It is now 2015, two years after the original writing. Today marks the second anniversary of my father’s death. To say that I am still grieving misses the point. Sometimes it is as if there is no longer a point but I am in search of it anyway. To lose such great loves as my parents throws up into the air everything I held as true. At one time, I believed firmly in God and a life after, and then I simply believed in God and found a life after irrelevant and probably untrue. Now I wish desperately for a life hereafter – not for myself, that still seems pointless – but for my parents, my grandparents, my friends and family, and all my pets that have passed. They are not irrelevant and I miss them all. I still need them all. On my rational days I recognize that I have become many of them encompassing their traits, preferences, dispositions, and even language. I have their stories and pass them on. And yet…so much of me wants to see them again, to ask them questions, to know they are happy…wants so much just for them to be. And sometimes, missing them and missing the life that was, I feel as if I am slugging through the mud of my childhood backyard, losing boots and shoes that won’t be discovered again until the first hard frost of fall or winter.
Finding that soft bottom, I realize that they also missed those who came before.

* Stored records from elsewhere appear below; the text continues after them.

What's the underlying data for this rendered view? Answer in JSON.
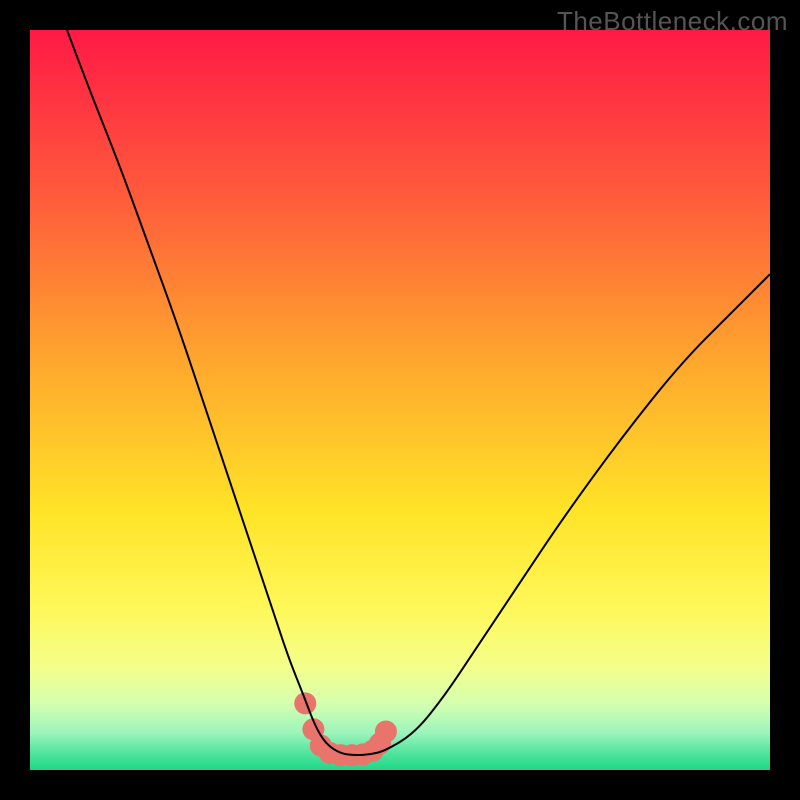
{
  "watermark": "TheBottleneck.com",
  "chart_data": {
    "type": "line",
    "title": "",
    "xlabel": "",
    "ylabel": "",
    "xlim": [
      0,
      100
    ],
    "ylim": [
      0,
      100
    ],
    "background_gradient": {
      "stops": [
        {
          "pct": 0,
          "color": "#ff1a46"
        },
        {
          "pct": 22,
          "color": "#ff5a3c"
        },
        {
          "pct": 45,
          "color": "#ffa82e"
        },
        {
          "pct": 65,
          "color": "#ffe428"
        },
        {
          "pct": 78,
          "color": "#fff85a"
        },
        {
          "pct": 86,
          "color": "#f4ff8a"
        },
        {
          "pct": 91,
          "color": "#d6ffb0"
        },
        {
          "pct": 95,
          "color": "#9bf5bc"
        },
        {
          "pct": 98,
          "color": "#4ae29c"
        },
        {
          "pct": 100,
          "color": "#1fd888"
        }
      ]
    },
    "series": [
      {
        "name": "bottleneck-curve",
        "color": "#000000",
        "stroke_width": 2,
        "x": [
          5,
          8,
          12,
          16,
          20,
          24,
          27,
          30,
          33,
          35,
          37,
          38.5,
          40,
          42,
          44,
          46,
          48,
          52,
          56,
          60,
          66,
          72,
          80,
          88,
          95,
          100
        ],
        "values": [
          100,
          92,
          82,
          71,
          60,
          48,
          39,
          30,
          21,
          15,
          10,
          6,
          3.5,
          2.2,
          2,
          2.1,
          2.6,
          5,
          10,
          16,
          25,
          34,
          45,
          55,
          62,
          67
        ]
      },
      {
        "name": "marker-band",
        "type": "scatter",
        "color": "#e8746c",
        "radius": 11,
        "x": [
          37.2,
          38.3,
          39.3,
          40.5,
          42.0,
          43.5,
          45.0,
          46.3,
          47.3,
          48.1
        ],
        "values": [
          9.0,
          5.5,
          3.3,
          2.3,
          2.0,
          2.0,
          2.1,
          2.6,
          3.6,
          5.2
        ]
      }
    ]
  }
}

They continued and left their mark on all of those they loved who came after. They found and shared their joy in living—children, grandchildren, nieces, nephews, friends, and strangers. They touched them all with beauty despite their personal losses.
The crisp days come and then the snow and I am on the ice, spinning and whirling and dreaming my dreams in the frosted air with only the dark silhouettes of trees and stars so bright they sparkle and call out "here I am, here I am".